According to Appalachian Power officials, crews trying to restore power to a large number of customers are experiencing line overload problems due to the extremely cold temperatures. The company says because of this, crews have to make the repairs, then restore power to small groups of customers, and then let the electric load settle before restoring power to the next group.

Appalachian Power says customers experiencing outages can help make the process easier by turning off large electric appliances for at least 15 minutes after power has been restored.

AEP Ohio’s outage map shows approximately 241 of the company’s customers in our area are without power, and an overall total of approximately 2,070 customers in their service region are without power.

According to Kentucky Power’s outage map, approximately 115 customers in our area are without power, and an overall total of approximately 281 of the customers in their service region are still without power.

Appalachian Power customers can get information about the outages that affect their accounts through text or email by signing up for alerts through the company’s website, AEP says.
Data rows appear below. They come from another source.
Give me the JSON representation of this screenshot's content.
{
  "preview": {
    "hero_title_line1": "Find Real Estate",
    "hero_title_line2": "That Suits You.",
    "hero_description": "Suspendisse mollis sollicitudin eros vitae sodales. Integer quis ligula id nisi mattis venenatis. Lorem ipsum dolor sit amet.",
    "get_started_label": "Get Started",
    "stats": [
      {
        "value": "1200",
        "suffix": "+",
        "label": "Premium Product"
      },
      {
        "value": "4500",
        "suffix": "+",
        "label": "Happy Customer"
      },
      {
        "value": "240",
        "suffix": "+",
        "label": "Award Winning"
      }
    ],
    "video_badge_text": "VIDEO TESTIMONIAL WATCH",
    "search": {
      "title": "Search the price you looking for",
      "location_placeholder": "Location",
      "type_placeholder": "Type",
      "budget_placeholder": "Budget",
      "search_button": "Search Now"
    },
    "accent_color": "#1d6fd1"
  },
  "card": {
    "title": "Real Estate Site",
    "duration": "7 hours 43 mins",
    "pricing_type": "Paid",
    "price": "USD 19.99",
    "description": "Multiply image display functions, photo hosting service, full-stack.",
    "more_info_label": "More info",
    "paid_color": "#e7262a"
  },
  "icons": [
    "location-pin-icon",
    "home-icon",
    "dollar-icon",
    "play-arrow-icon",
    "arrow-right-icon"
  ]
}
Information on warming shelter locations in affected areas is also included in the outage maps., the company says.

AEP is reminding everyone that all downlines are dangerous because they carry an electric current. Anyone who encounters a fallen wire should stay away and help keep others away from the downed line and anything it may touch. You should also contact 911 as well as contact Appalachian Power at 1-800-956-4237 immediately if you encounter a fallen wire.

Those who plan to use an alternate heat source should also make sure it is in good condition and follow all safety precautions for the heat source., Appalachian Power says. This includes making sure you have proper ventilation for lanterns, heaters, fuel-fired stoves or burning charcoal to avoid potential carbon monoxide poisoning and fires. Officials also warn residents not to plug a portable or RV generator into their circuit box.

For more safety tips, visit Appalachian Power’s website.

UPDATE (2:36 p.m. on Friday, Dec. 23): Appalachian Power says they will not know the extent of damage and won’t be able to predict restoration estimates until the weather system has passed through the area.

They say that Kanawha (3,080 customers without power) and Jackson Counties (1,509) are the hardest-hit areas of West Virginia. Other areas that remain significantly affected are in Virginia.

Appalachian Power says they will have another update after 5:30 p.m. on Friday.

UPDATE (2:17 p.m. on Friday, Dec. 23): More than 47,000 Appalachian Power customers remain without power.

UPDATE (12:20 p.m. on Friday, Dec. 23): More than 49,000 Appalachian Power customers are currently without power.

CHARLESTON, WV (WOWK) — More than 47,000 customers are without power in the Appalachian Power coverage area.

Outage map from Appalachian Power as of 10:42 a.m. on Friday, Dec. 23

Temperatures aren’t projected to reach above freezing until Tuesday, Dec. 27.

AEP says they are still assessing damage and will determine restoration times once crews have spent more time at outage sites.

This is a developing story, and we will provide updates as new information becomes available.